MATERIALS PROVIDED:
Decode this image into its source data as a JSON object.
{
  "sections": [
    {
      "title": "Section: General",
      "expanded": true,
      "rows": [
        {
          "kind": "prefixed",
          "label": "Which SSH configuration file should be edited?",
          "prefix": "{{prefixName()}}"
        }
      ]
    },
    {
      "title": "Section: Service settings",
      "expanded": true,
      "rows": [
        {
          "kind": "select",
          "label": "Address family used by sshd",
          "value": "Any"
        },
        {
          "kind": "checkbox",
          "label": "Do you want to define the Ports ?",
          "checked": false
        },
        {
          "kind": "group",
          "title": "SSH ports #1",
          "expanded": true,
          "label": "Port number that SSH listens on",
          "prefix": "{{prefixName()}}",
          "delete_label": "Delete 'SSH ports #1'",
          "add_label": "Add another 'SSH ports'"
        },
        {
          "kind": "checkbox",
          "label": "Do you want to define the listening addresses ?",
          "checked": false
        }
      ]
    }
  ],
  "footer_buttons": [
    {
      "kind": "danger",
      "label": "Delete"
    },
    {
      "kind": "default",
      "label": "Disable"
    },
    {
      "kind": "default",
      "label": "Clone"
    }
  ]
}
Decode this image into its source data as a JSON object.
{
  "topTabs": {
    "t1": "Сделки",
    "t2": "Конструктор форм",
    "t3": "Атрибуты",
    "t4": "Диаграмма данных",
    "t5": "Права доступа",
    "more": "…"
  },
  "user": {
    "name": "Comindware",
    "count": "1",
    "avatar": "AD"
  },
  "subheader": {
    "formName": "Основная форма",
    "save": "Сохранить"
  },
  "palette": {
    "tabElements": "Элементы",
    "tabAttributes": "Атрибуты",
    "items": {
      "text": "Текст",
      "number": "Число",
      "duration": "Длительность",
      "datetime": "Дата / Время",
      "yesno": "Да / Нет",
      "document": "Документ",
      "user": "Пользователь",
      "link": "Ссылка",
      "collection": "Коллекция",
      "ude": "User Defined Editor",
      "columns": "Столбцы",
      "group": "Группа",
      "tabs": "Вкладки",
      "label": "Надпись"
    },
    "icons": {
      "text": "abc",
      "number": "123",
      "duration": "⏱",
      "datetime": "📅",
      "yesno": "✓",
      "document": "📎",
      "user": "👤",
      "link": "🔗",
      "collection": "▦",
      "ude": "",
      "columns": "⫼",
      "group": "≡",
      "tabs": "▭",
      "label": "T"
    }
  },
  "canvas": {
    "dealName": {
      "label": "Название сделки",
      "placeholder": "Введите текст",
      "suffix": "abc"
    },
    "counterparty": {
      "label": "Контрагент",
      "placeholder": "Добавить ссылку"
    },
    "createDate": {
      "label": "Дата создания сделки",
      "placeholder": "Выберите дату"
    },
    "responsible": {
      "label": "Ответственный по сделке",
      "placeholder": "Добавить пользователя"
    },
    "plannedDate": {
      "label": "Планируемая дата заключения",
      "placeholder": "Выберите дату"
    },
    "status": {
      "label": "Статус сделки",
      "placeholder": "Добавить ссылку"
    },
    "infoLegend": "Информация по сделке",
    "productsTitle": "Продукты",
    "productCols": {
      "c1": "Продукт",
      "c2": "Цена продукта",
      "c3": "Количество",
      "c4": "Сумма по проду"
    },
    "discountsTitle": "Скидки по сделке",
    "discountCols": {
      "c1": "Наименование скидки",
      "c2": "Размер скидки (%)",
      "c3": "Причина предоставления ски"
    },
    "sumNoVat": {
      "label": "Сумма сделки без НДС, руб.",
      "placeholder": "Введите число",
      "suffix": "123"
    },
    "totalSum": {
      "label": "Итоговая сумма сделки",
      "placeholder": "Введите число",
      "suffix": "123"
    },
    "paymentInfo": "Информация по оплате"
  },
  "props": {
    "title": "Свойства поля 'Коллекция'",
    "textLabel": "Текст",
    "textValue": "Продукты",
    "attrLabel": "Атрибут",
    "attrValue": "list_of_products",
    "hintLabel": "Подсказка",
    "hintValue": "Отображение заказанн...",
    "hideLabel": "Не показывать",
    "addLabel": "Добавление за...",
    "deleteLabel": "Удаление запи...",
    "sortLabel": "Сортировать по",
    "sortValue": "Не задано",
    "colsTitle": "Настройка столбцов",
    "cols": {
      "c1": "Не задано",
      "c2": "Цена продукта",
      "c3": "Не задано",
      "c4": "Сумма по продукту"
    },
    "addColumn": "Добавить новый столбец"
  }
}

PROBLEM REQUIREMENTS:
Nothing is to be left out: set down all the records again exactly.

ANSWER SPACE:
Decode this image into its source data as a JSON object.
{
  "sections": [
    {
      "title": "Section: General",
      "expanded": true,
      "rows": [
        {
          "kind": "prefixed",
          "label": "Which SSH configuration file should be edited?",
          "prefix": "{{prefixName()}}"
        }
      ]
    },
    {
      "title": "Section: Service settings",
      "expanded": true,
      "rows": [
        {
          "kind": "select",
          "label": "Address family used by sshd",
          "value": "Any"
        },
        {
          "kind": "checkbox",
          "label": "Do you want to define the Ports ?",
          "checked": false
        },
        {
          "kind": "group",
          "title": "SSH ports #1",
          "expanded": true,
          "label": "Port number that SSH listens on",
          "prefix": "{{prefixName()}}",
          "delete_label": "Delete 'SSH ports #1'",
          "add_label": "Add another 'SSH ports'"
        },
        {
          "kind": "checkbox",
          "label": "Do you want to define the listening addresses ?",
          "checked": false
        }
      ]
    }
  ],
  "footer_buttons": [
    {
      "kind": "danger",
      "label": "Delete"
    },
    {
      "kind": "default",
      "label": "Disable"
    },
    {
      "kind": "default",
      "label": "Clone"
    }
  ]
}
Decode this image into its source data as a JSON object.
{
  "topTabs": {
    "t1": "Сделки",
    "t2": "Конструктор форм",
    "t3": "Атрибуты",
    "t4": "Диаграмма данных",
    "t5": "Права доступа",
    "more": "…"
  },
  "user": {
    "name": "Comindware",
    "count": "1",
    "avatar": "AD"
  },
  "subheader": {
    "formName": "Основная форма",
    "save": "Сохранить"
  },
  "palette": {
    "tabElements": "Элементы",
    "tabAttributes": "Атрибуты",
    "items": {
      "text": "Текст",
      "number": "Число",
      "duration": "Длительность",
      "datetime": "Дата / Время",
      "yesno": "Да / Нет",
      "document": "Документ",
      "user": "Пользователь",
      "link": "Ссылка",
      "collection": "Коллекция",
      "ude": "User Defined Editor",
      "columns": "Столбцы",
      "group": "Группа",
      "tabs": "Вкладки",
      "label": "Надпись"
    },
    "icons": {
      "text": "abc",
      "number": "123",
      "duration": "⏱",
      "datetime": "📅",
      "yesno": "✓",
      "document": "📎",
      "user": "👤",
      "link": "🔗",
      "collection": "▦",
      "ude": "",
      "columns": "⫼",
      "group": "≡",
      "tabs": "▭",
      "label": "T"
    }
  },
  "canvas": {
    "dealName": {
      "label": "Название сделки",
      "placeholder": "Введите текст",
      "suffix": "abc"
    },
    "counterparty": {
      "label": "Контрагент",
      "placeholder": "Добавить ссылку"
    },
    "createDate": {
      "label": "Дата создания сделки",
      "placeholder": "Выберите дату"
    },
    "responsible": {
      "label": "Ответственный по сделке",
      "placeholder": "Добавить пользователя"
    },
    "plannedDate": {
      "label": "Планируемая дата заключения",
      "placeholder": "Выберите дату"
    },
    "status": {
      "label": "Статус сделки",
      "placeholder": "Добавить ссылку"
    },
    "infoLegend": "Информация по сделке",
    "productsTitle": "Продукты",
    "productCols": {
      "c1": "Продукт",
      "c2": "Цена продукта",
      "c3": "Количество",
      "c4": "Сумма по проду"
    },
    "discountsTitle": "Скидки по сделке",
    "discountCols": {
      "c1": "Наименование скидки",
      "c2": "Размер скидки (%)",
      "c3": "Причина предоставления ски"
    },
    "sumNoVat": {
      "label": "Сумма сделки без НДС, руб.",
      "placeholder": "Введите число",
      "suffix": "123"
    },
    "totalSum": {
      "label": "Итоговая сумма сделки",
      "placeholder": "Введите число",
      "suffix": "123"
    },
    "paymentInfo": "Информация по оплате"
  },
  "props": {
    "title": "Свойства поля 'Коллекция'",
    "textLabel": "Текст",
    "textValue": "Продукты",
    "attrLabel": "Атрибут",
    "attrValue": "list_of_products",
    "hintLabel": "Подсказка",
    "hintValue": "Отображение заказанн...",
    "hideLabel": "Не показывать",
    "addLabel": "Добавление за...",
    "deleteLabel": "Удаление запи...",
    "sortLabel": "Сортировать по",
    "sortValue": "Не задано",
    "colsTitle": "Настройка столбцов",
    "cols": {
      "c1": "Не задано",
      "c2": "Цена продукта",
      "c3": "Не задано",
      "c4": "Сумма по продукту"
    },
    "addColumn": "Добавить новый столбец"
  }
}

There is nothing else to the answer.